Living in a world of distributed trust has implications that must be understood if we are to craft actionable strategies for ourselves as leaders and for the complex organizations we manage. This session will provide you with a better grasp of social network concepts, which will help you navigate the world of distributed trust. Although it may be intuitive that successful management of social networks is critical for successful execution, intuition alone is often insufficient when to comes to delivering a successful outcome. An incomplete or misinformed understanding of how networks channel resources often results in missed opportunities and misplaced attention. You will discover what it means to have social capital, and how having it is linked to growing the top line (new customers, new products, and new processes) and bottom line via increased resource utilization efficiencies. You will also learn how the concept of social capital allows you to make sense of a world in which trust is not built via institutions and brands but earned and awarded by others.

Biography

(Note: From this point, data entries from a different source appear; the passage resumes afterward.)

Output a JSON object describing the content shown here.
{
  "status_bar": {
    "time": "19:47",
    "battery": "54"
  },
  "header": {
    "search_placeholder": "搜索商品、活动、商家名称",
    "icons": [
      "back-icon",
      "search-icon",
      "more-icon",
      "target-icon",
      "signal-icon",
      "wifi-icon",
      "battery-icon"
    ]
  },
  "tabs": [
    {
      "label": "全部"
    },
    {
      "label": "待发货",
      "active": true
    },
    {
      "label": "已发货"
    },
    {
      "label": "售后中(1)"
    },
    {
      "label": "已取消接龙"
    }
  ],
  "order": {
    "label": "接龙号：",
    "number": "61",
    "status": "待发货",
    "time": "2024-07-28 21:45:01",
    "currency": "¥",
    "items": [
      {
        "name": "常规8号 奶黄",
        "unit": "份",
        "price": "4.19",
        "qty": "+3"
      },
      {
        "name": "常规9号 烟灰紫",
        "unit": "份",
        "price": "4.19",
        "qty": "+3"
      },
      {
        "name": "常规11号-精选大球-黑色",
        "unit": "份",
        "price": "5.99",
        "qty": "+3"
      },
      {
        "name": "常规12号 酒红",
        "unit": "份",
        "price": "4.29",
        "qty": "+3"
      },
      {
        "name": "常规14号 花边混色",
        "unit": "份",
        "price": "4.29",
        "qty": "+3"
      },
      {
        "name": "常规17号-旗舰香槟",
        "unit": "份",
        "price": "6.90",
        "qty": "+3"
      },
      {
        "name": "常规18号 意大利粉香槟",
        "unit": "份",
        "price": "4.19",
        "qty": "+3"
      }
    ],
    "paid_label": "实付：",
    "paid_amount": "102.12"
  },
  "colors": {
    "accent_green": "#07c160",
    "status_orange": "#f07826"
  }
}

John Burrows is a senior lecturer in leadership at the University of Chicago’s Harris School of Public Policy and an associate fellow at Oxford University’s Saïd Business School. He also teaches healthcare leadership in a newly launched double masters degree program in health policy taught jointly by the University of Chicago and the London School of Economics and Political Science. Previously, he was an adjunct professor at The University of Chicago Booth School of Business. Previously, Burrows’s career spanned the public, private, and non-government organization sectors. He originally came to the United States from the United Kingdom to volunteer at the Southern Center for Human Rights and the Mississippi Capital Defense Resource Project. During college he interned with other anti-death penalty groups and also at the Cato Institute, a think tank in Washington, DC. Later he joined Arthur Andersen’s Office of Government Service and led engagements with the U.S. Department of Justice and the Department of Housing and Urban Development. Later, he was a partner with the consulting firm Accenture and held senior roles in sales and marketing at enterprise software companies including Siebel and Oracle. He negotiated, sold, managed, and implemented complex, multi-national, multi-million-dollar projects around the globe, and gained experience building and growing operations in the United Kingdom, United States, and Japan. During his PhD studies, Burrows served as an advisor for Houses for Africa, a social enterprise firm based in Cape Town, South Africa. At the University of Chicago and Oxford, Burrows teaches leadership, negotiations, strategy, decision-making, and organizational psychology to MPP, MBA, and MA students, and to senior executives in open enrollment and custom executive-education programs. Custom executive education clients of John's include AbbVie, Alfa, American College of Surgeons, American Orthopaedic Association, Aon, BBVA, Brainlab, Cheung Kong Graduate School of Business (CKGSB), Civil Service Bureau of Hong Kong, Edelman, Health Care Service Corporation (HCSC), Kiewit, Kuwait University College of Business Administration, Merrill Lynch, State Farm, Syngenta, Trelleborg, and Workiva. For three years now, he also has taught each cohort of the University of Chicago's International Innovation Corp Fellows Program. He currently serves on the advisory board of Profitable Ideas Exchange, which builds communities of senior executives to tackle many of the world’s greatest challenges and consults with clients across industries and geographies.